**Work instructions:** Gather each line in the entries that includes the string "value".

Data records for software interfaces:
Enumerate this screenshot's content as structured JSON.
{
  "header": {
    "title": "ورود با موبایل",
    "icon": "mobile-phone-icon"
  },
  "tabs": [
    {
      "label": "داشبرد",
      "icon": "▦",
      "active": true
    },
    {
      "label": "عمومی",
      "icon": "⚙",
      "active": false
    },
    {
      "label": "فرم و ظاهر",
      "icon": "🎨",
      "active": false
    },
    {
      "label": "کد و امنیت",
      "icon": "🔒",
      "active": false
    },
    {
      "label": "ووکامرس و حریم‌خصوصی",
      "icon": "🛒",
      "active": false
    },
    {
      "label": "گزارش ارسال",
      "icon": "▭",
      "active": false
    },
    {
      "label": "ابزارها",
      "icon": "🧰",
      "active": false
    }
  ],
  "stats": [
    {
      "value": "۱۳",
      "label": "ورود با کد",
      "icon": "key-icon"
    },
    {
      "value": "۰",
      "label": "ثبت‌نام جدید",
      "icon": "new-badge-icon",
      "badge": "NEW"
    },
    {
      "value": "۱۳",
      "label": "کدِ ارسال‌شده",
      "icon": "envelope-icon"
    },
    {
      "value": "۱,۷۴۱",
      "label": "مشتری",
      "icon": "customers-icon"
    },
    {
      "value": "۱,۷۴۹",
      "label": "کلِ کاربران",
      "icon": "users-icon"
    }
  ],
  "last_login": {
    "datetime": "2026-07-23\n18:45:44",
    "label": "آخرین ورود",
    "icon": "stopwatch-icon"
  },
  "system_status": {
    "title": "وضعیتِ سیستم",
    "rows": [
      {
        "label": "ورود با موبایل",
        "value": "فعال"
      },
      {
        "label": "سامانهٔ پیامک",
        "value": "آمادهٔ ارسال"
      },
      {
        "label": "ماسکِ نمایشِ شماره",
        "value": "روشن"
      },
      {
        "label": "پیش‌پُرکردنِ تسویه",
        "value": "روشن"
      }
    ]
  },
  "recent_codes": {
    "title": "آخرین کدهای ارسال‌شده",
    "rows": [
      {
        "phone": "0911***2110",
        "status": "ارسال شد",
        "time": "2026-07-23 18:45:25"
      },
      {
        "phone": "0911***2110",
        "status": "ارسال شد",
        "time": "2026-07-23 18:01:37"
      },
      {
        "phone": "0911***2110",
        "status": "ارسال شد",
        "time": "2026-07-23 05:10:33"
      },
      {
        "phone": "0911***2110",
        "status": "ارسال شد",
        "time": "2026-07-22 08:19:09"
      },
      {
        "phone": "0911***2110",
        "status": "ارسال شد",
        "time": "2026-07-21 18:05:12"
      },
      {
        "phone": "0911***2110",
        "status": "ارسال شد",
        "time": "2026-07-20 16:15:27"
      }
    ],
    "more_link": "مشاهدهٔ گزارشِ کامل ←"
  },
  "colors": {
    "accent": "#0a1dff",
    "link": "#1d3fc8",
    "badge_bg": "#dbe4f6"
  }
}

**Response for this exercise:**
      "value": "۱۳",
      "value": "۰",
      "value": "۱۳",
      "value": "۱,۷۴۱",
      "value": "۱,۷۴۹",
        "value": "فعال"
        "value": "آمادهٔ ارسال"
        "value": "روشن"
        "value": "روشن"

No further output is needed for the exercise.